East Africa: Private Sector – We're Left Out in the Cold in EU Trade Deal
By Janeth Mesomapya
Dar es Salaam — Members of the business community have criticised the government for not involving them during the over 10 years of negotiations on Economic Partnership Agreement (EPA) with the European Union (EU).
However, speaking under the clout of the Tanzania Private Sector Foundation (TPSF), they hailed the government for backing out of the deal, noting that its content would harm the local economy.
Now that the East African Community (EAC) leaders have asked for a three-month long extension of the signing deadline, they urged the government to fully involve them in the discussions as they have valuable inputs that could strengthen the country’s position in the matter.
Speaking in a meeting called in Dar es Salaam yesterday, TPSF officials appealed to President John Magufuli to organise a meeting which brings together experts and members of the private sector to deliberate thoroughly on the agreement.
According to them, since the government started talks with other EAC governments, they were neither involved nor consulted on how the matter should be handled.
This was done despite their rich knowledge and experience with regards to international business and economic issues.
Speaking in an interview with The Citizen on Saturday, TPSF executive director Godfrey Simbeye said if the agreement was to be signed in its current state, it would have been detrimental to the government’s intention of building an industrial-based economy. “The nature of the treaty requires member states to eliminate tariffs for imports and exports for 10 years. This will narrow local trade, which directly touches our manufacturing sector,” he said.
He argued that Tanzania was not capable to start new industries and improve present ones and at the same time compete with European nations within the 10-year long grace period. “This means our economy will deteriorate as other partners’ economies flourish. We will only turn into a market for foreign goods because our manufacturers will not manage to compete with the imported goods. Besides, our goods would not penetrate the highly competitive European market,” he elaborated.
Efforts to contact Industry and Trade minister Charles Mwijage to explain why the private sector was left out in the key negotiations failed.
For his part, TPSF Advocacy, Research and Lobbying director Gili Teri said the treaty was designed with terms that were most likely unfavourable to Tanzanian’s endeavours to become a middle economy country through industrialisation.
“EPA will also force the country and its partners not to sign other pacts which would compete with it. This would render the country incapable of entering other economic deals which have similar components to EPAs,” he argued.
He noted, for instance, that Tanzania would not be able to sign economic deals with countries such as the United Kingdom or China; and if there was such agreement it would be subject to termination or redesigning.
Mr Teri said also that EAC countries would not be able to produce goods which meets biological specifications to be accepted in the EU market.
“I strongly advise the government not to commit into this agreement because its drawbacks overweighs the benefits. It should rather proceed with the Trade Facilitation Agreement (TFA) under the World Trade Organisation (WTO) which is greatly favourable,” he advised.

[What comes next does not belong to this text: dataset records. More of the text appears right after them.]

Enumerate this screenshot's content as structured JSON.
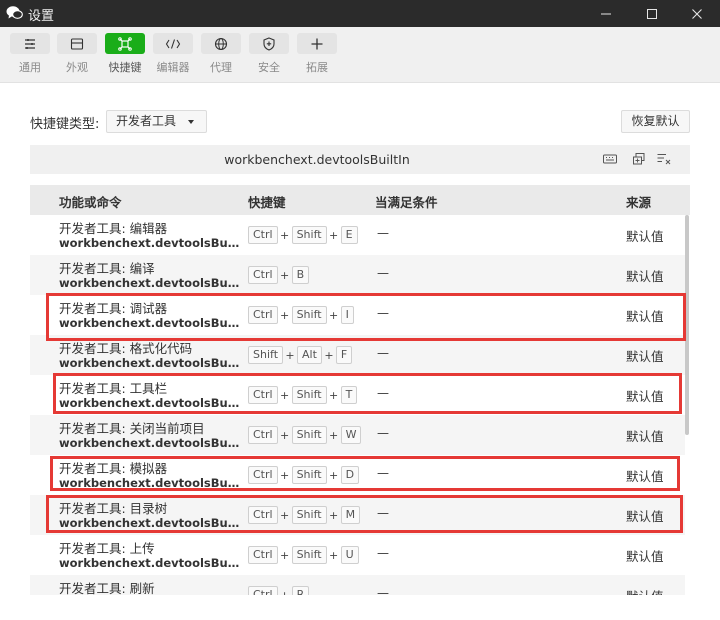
{
  "window": {
    "title": "设置",
    "controls": [
      "minimize-icon",
      "maximize-icon",
      "close-icon"
    ]
  },
  "toolbar": {
    "items": [
      {
        "label": "通用",
        "icon": "list-settings-icon",
        "active": false
      },
      {
        "label": "外观",
        "icon": "layout-icon",
        "active": false
      },
      {
        "label": "快捷键",
        "icon": "shortcut-icon",
        "active": true
      },
      {
        "label": "编辑器",
        "icon": "code-icon",
        "active": false
      },
      {
        "label": "代理",
        "icon": "globe-icon",
        "active": false
      },
      {
        "label": "安全",
        "icon": "shield-icon",
        "active": false
      },
      {
        "label": "拓展",
        "icon": "plus-icon",
        "active": false
      }
    ]
  },
  "shortcut_type": {
    "label": "快捷键类型:",
    "selected": "开发者工具"
  },
  "reset_button": "恢复默认",
  "search": {
    "query": "workbenchext.devtoolsBuiltIn",
    "icons": [
      "keyboard-icon",
      "copy-icon",
      "clear-filter-icon"
    ]
  },
  "table": {
    "headers": {
      "command": "功能或命令",
      "keybinding": "快捷键",
      "when": "当满足条件",
      "source": "来源"
    },
    "rows": [
      {
        "name": "开发者工具: 编辑器",
        "id": "workbenchext.devtoolsBuiltIn.toggleEditor",
        "keys": [
          "Ctrl",
          "Shift",
          "E"
        ],
        "when": "—",
        "source": "默认值",
        "highlighted": false
      },
      {
        "name": "开发者工具: 编译",
        "id": "workbenchext.devtoolsBuiltIn.run",
        "keys": [
          "Ctrl",
          "B"
        ],
        "when": "—",
        "source": "默认值",
        "highlighted": false
      },
      {
        "name": "开发者工具: 调试器",
        "id": "workbenchext.devtoolsBuiltIn.toggleDebugger",
        "keys": [
          "Ctrl",
          "Shift",
          "I"
        ],
        "when": "—",
        "source": "默认值",
        "highlighted": true
      },
      {
        "name": "开发者工具: 格式化代码",
        "id": "workbenchext.devtoolsBuiltIn.format",
        "keys": [
          "Shift",
          "Alt",
          "F"
        ],
        "when": "—",
        "source": "默认值",
        "highlighted": false
      },
      {
        "name": "开发者工具: 工具栏",
        "id": "workbenchext.devtoolsBuiltIn.toggleToolbar",
        "keys": [
          "Ctrl",
          "Shift",
          "T"
        ],
        "when": "—",
        "source": "默认值",
        "highlighted": true
      },
      {
        "name": "开发者工具: 关闭当前项目",
        "id": "workbenchext.devtoolsBuiltIn.closeProject",
        "keys": [
          "Ctrl",
          "Shift",
          "W"
        ],
        "when": "—",
        "source": "默认值",
        "highlighted": false
      },
      {
        "name": "开发者工具: 模拟器",
        "id": "workbenchext.devtoolsBuiltIn.toggleSimulator",
        "keys": [
          "Ctrl",
          "Shift",
          "D"
        ],
        "when": "—",
        "source": "默认值",
        "highlighted": true
      },
      {
        "name": "开发者工具: 目录树",
        "id": "workbenchext.devtoolsBuiltIn.toggleTree",
        "keys": [
          "Ctrl",
          "Shift",
          "M"
        ],
        "when": "—",
        "source": "默认值",
        "highlighted": true
      },
      {
        "name": "开发者工具: 上传",
        "id": "workbenchext.devtoolsBuiltIn.upload",
        "keys": [
          "Ctrl",
          "Shift",
          "U"
        ],
        "when": "—",
        "source": "默认值",
        "highlighted": false
      },
      {
        "name": "开发者工具: 刷新",
        "id": "workbenchext.devtoolsBuiltIn.refresh",
        "keys": [
          "Ctrl",
          "R"
        ],
        "when": "—",
        "source": "默认值",
        "highlighted": false
      }
    ]
  },
  "colors": {
    "titlebar": "#2b2b2b",
    "accent_green": "#1aad19",
    "highlight_red": "#e53935"
  }
}
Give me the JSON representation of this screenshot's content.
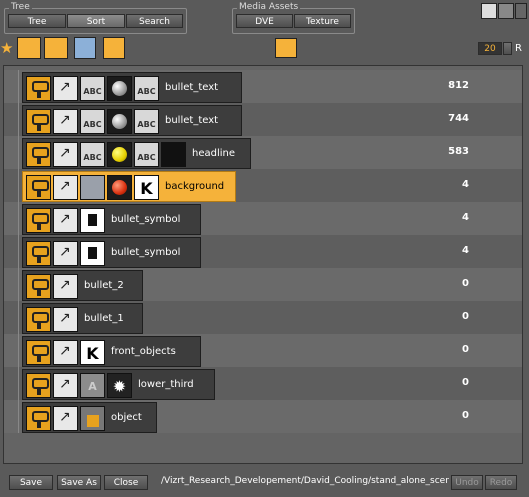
{
  "toolbar": {
    "tree_group_label": "Tree",
    "tree_tab": "Tree",
    "sort_tab": "Sort",
    "search_tab": "Search",
    "media_group_label": "Media Assets",
    "dve_tab": "DVE",
    "texture_tab": "Texture",
    "zoom_value": "20",
    "zoom_suffix": "R"
  },
  "rows": [
    {
      "name": "bullet_text",
      "value": "812",
      "icons": [
        "camera-icon",
        "axis-icon",
        "text-abc-icon",
        "sphere-icon",
        "text-abc-icon"
      ]
    },
    {
      "name": "bullet_text",
      "value": "744",
      "icons": [
        "camera-icon",
        "axis-icon",
        "text-abc-icon",
        "sphere-icon",
        "text-abc-icon"
      ]
    },
    {
      "name": "headline",
      "value": "583",
      "icons": [
        "camera-icon",
        "axis-icon",
        "text-abc-icon",
        "yellow-sphere-icon",
        "text-abc-icon",
        "container-icon"
      ]
    },
    {
      "name": "background",
      "value": "4",
      "selected": true,
      "icons": [
        "camera-icon",
        "axis-icon",
        "rectangle-icon",
        "red-sphere-icon",
        "key-icon"
      ]
    },
    {
      "name": "bullet_symbol",
      "value": "4",
      "icons": [
        "camera-icon",
        "axis-icon",
        "symbol-icon"
      ]
    },
    {
      "name": "bullet_symbol",
      "value": "4",
      "icons": [
        "camera-icon",
        "axis-icon",
        "symbol-icon"
      ]
    },
    {
      "name": "bullet_2",
      "value": "0",
      "icons": [
        "camera-icon",
        "axis-icon"
      ]
    },
    {
      "name": "bullet_1",
      "value": "0",
      "icons": [
        "camera-icon",
        "axis-icon"
      ]
    },
    {
      "name": "front_objects",
      "value": "0",
      "icons": [
        "camera-icon",
        "axis-icon",
        "key-icon"
      ]
    },
    {
      "name": "lower_third",
      "value": "0",
      "icons": [
        "camera-icon",
        "axis-icon",
        "alpha-icon",
        "anim-icon"
      ]
    },
    {
      "name": "object",
      "value": "0",
      "icons": [
        "camera-icon",
        "axis-icon",
        "object-icon"
      ]
    }
  ],
  "footer": {
    "save": "Save",
    "save_as": "Save As",
    "close": "Close",
    "path": "/Vizrt_Research_Developement/David_Cooling/stand_alone_scene/s",
    "undo": "Undo",
    "redo": "Redo"
  },
  "colors": {
    "accent": "#f5b23a",
    "background": "#5a5a5a"
  }
}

Economics professor Honest Ngowi of Mzumbe University said: “The issue of removing tariffs for imported goods will make Tanzania the dumpsite for the foreign products. This will kill our local trade and factories.” He explained that the country has no industrial muscles, technology and capital to match other partners in the deal meaning it would not produce enough for the expanded market thus ending being a consumer.

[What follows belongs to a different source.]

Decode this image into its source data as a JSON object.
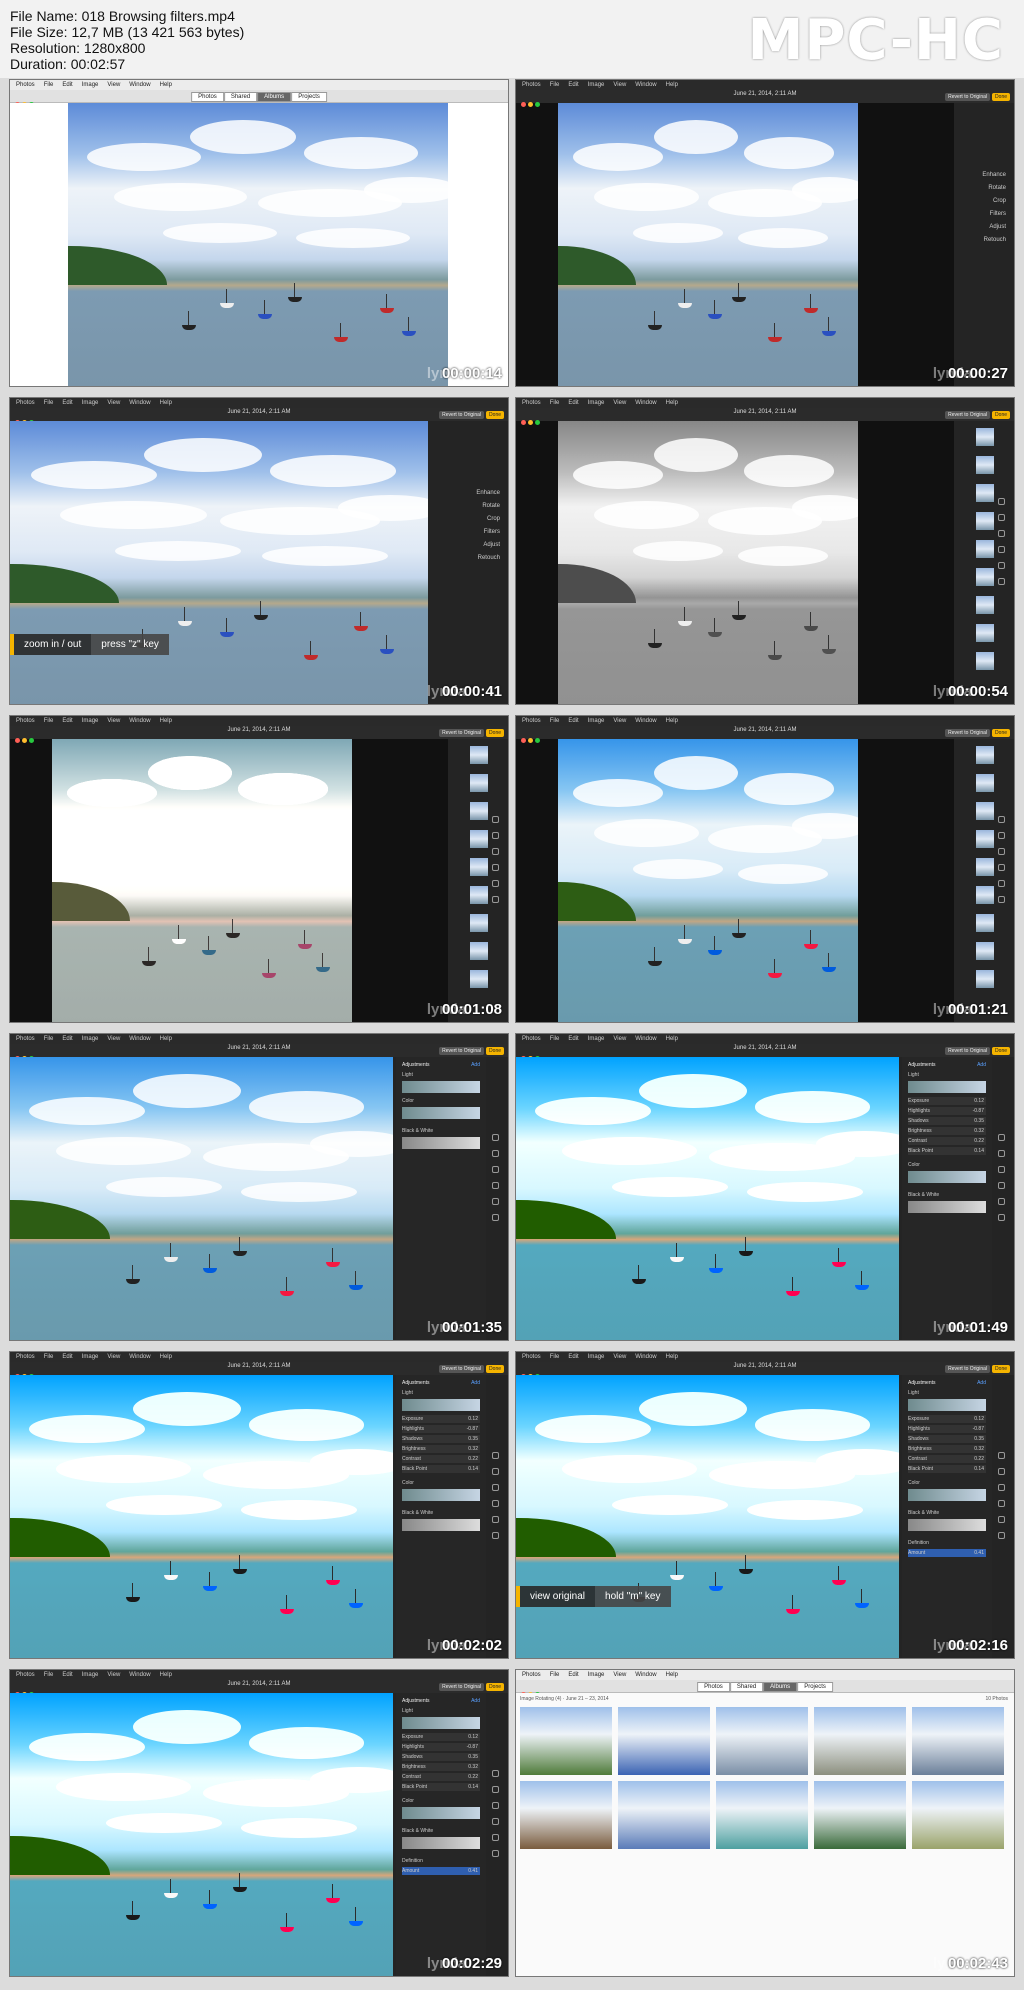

“Imported goods will be as and more likely cheap as the local goods and the fact that their standards will be superior to ours, consumers will likely rush to the imported goods and shun locally produced ones,” he explained.
Prof Ngowi added that the free market arrangement would also make Tanzania lose revenue from levies and taxes on imported and exported goods.

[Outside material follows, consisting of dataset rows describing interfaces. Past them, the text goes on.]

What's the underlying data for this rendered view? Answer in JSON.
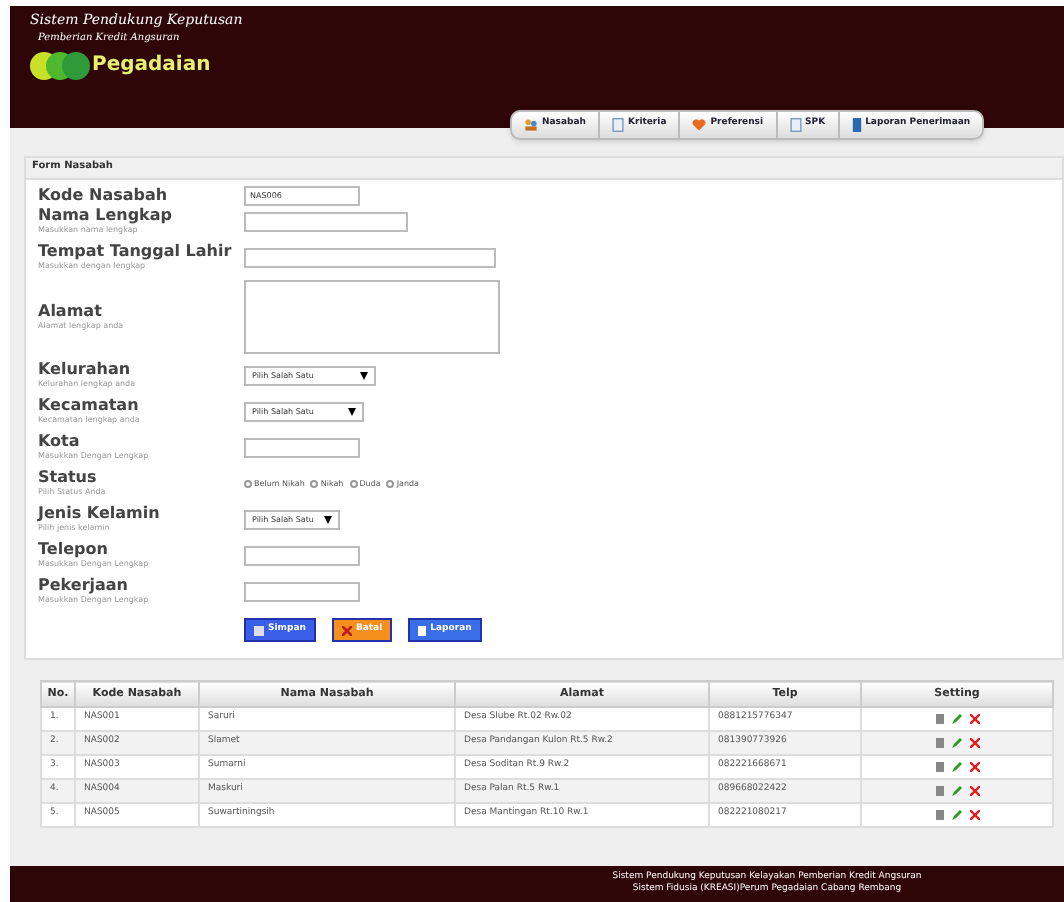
{
  "header": {
    "title_line1": "Sistem Pendukung Keputusan",
    "title_line2": "Pemberian Kredit Angsuran",
    "logo_text": "Pegadaian"
  },
  "nav": [
    {
      "label": "Nasabah"
    },
    {
      "label": "Kriteria"
    },
    {
      "label": "Preferensi"
    },
    {
      "label": "SPK"
    },
    {
      "label": "Laporan Penerimaan"
    }
  ],
  "form": {
    "title": "Form Nasabah",
    "fields": [
      {
        "kind": "text",
        "label": "Kode Nasabah",
        "value": "NAS006"
      },
      {
        "kind": "text",
        "label": "Nama Lengkap",
        "hint": "Masukkan nama lengkap"
      },
      {
        "kind": "text",
        "label": "Tempat Tanggal Lahir",
        "hint": "Masukkan dengan lengkap"
      },
      {
        "kind": "textarea",
        "label": "Alamat",
        "hint": "Alamat lengkap anda"
      },
      {
        "kind": "select",
        "label": "Kelurahan",
        "hint": "Kelurahan lengkap anda",
        "value": "Pilih Salah Satu"
      },
      {
        "kind": "select",
        "label": "Kecamatan",
        "hint": "Kecamatan lengkap anda",
        "value": "Pilih Salah Satu"
      },
      {
        "kind": "text",
        "label": "Kota",
        "hint": "Masukkan Dengan Lengkap"
      },
      {
        "kind": "radio",
        "label": "Status",
        "hint": "Pilih Status Anda",
        "options": [
          {
            "label": "Belum Nikah",
            "selected": false
          },
          {
            "label": "Nikah",
            "selected": false
          },
          {
            "label": "Duda",
            "selected": false
          },
          {
            "label": "Janda",
            "selected": false
          }
        ]
      },
      {
        "kind": "select",
        "label": "Jenis Kelamin",
        "hint": "Pilih jenis kelamin",
        "value": "Pilih Salah Satu"
      },
      {
        "kind": "text",
        "label": "Telepon",
        "hint": "Masukkan Dengan Lengkap"
      },
      {
        "kind": "text",
        "label": "Pekerjaan",
        "hint": "Masukkan Dengan Lengkap"
      }
    ],
    "buttons": [
      {
        "label": "Simpan",
        "kind": "save"
      },
      {
        "label": "Batal",
        "kind": "cancel"
      },
      {
        "label": "Laporan",
        "kind": "report"
      }
    ]
  },
  "table": {
    "columns": [
      "No.",
      "Kode Nasabah",
      "Nama Nasabah",
      "Alamat",
      "Telp",
      "Setting"
    ],
    "rows": [
      [
        "1.",
        "NAS001",
        "Saruri",
        "Desa Slube Rt.02 Rw.02",
        "0881215776347"
      ],
      [
        "2.",
        "NAS002",
        "Slamet",
        "Desa Pandangan Kulon Rt.5 Rw.2",
        "081390773926"
      ],
      [
        "3.",
        "NAS003",
        "Sumarni",
        "Desa Soditan Rt.9 Rw.2",
        "082221668671"
      ],
      [
        "4.",
        "NAS004",
        "Maskuri",
        "Desa Palan Rt.5 Rw.1",
        "089668022422"
      ],
      [
        "5.",
        "NAS005",
        "Suwartiningsih",
        "Desa Mantingan Rt.10 Rw.1",
        "082221080217"
      ]
    ]
  },
  "footer": {
    "line1": "Sistem Pendukung Keputusan Kelayakan Pemberian Kredit Angsuran",
    "line2": "Sistem Fidusia (KREASI)Perum Pegadaian Cabang Rembang"
  }
}
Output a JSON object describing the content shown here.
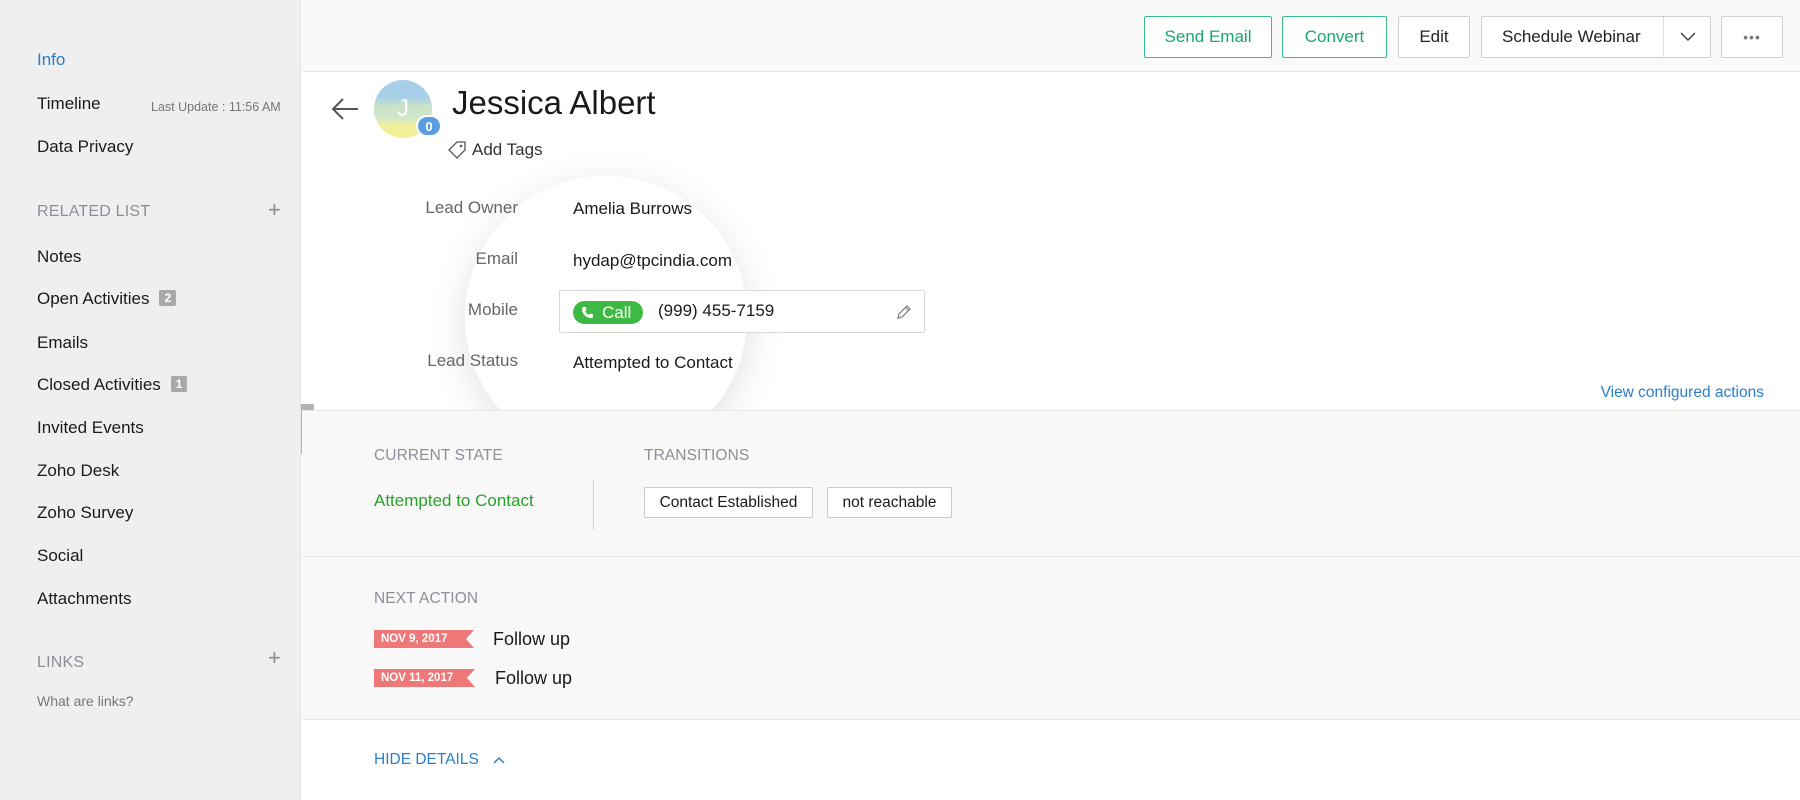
{
  "sidebar": {
    "nav": [
      {
        "label": "Info",
        "active": true
      },
      {
        "label": "Timeline"
      },
      {
        "label": "Data Privacy"
      }
    ],
    "last_update": "Last Update : 11:56 AM",
    "related_list_title": "RELATED LIST",
    "related_items": [
      {
        "label": "Notes"
      },
      {
        "label": "Open Activities",
        "count": "2"
      },
      {
        "label": "Emails"
      },
      {
        "label": "Closed Activities",
        "count": "1"
      },
      {
        "label": "Invited Events"
      },
      {
        "label": "Zoho Desk"
      },
      {
        "label": "Zoho Survey"
      },
      {
        "label": "Social"
      },
      {
        "label": "Attachments"
      }
    ],
    "links_title": "LINKS",
    "links_help": "What are links?",
    "add_symbol": "+"
  },
  "header": {
    "send_email": "Send Email",
    "convert": "Convert",
    "edit": "Edit",
    "schedule_webinar": "Schedule Webinar",
    "more_symbol": "•••"
  },
  "record": {
    "avatar_initial": "J",
    "avatar_badge": "0",
    "name": "Jessica Albert",
    "add_tags": "Add Tags",
    "fields": [
      {
        "label": "Lead Owner",
        "value": "Amelia Burrows"
      },
      {
        "label": "Email",
        "value": "hydap@tpcindia.com"
      },
      {
        "label": "Mobile",
        "value": "(999) 455-7159",
        "call_label": "Call"
      },
      {
        "label": "Lead Status",
        "value": "Attempted to Contact"
      }
    ]
  },
  "blueprint": {
    "view_configured_actions": "View configured actions",
    "current_state_title": "CURRENT STATE",
    "current_state": "Attempted to Contact",
    "transitions_title": "TRANSITIONS",
    "transitions": [
      "Contact Established",
      "not reachable"
    ]
  },
  "next_action": {
    "title": "NEXT ACTION",
    "items": [
      {
        "date": "NOV 9, 2017",
        "label": "Follow up"
      },
      {
        "date": "NOV 11, 2017",
        "label": "Follow up"
      }
    ]
  },
  "hide_details": "HIDE DETAILS",
  "colors": {
    "accent_blue": "#2a7fc9",
    "green": "#18a86d",
    "call_green": "#3dba43",
    "state_green": "#2aa12a",
    "date_red": "#ee7878"
  }
}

“The government should thoroughly assure itself on this before committing to the deal that will further lead the country into darkness economically,” he said.
Initially, the European Union (EU) and East African Community (EAC) deal intended to have Europe open up its market for exports from the region duty free, while the region offers quota-free access to the bloc.
This will open up 80 per cent of its market to foreign products in 25 years.
The final bloc’s commitment on EPA, whose negotions between the two blocs started in 2002, by the EAC Heads of State was pushed back to January next year on Thursday to give room for further reflections on the treaty before the signing.
One of the issues for the postponement was raised by President Magufuli who questioned how the Community would safeguard Tanzania’s industries against competition from European manufacturing sector.
Another issue was whether or not EAC would become a destination for agricultural produce from EU and how the bloc would protect local agriculture sector which is the largest contributor to the GDP.
During the conference Ugandan President Yoweri Museveni said this interim period should be used to plead with EU to bend back and accommodate fears of the countries such as Tanzania.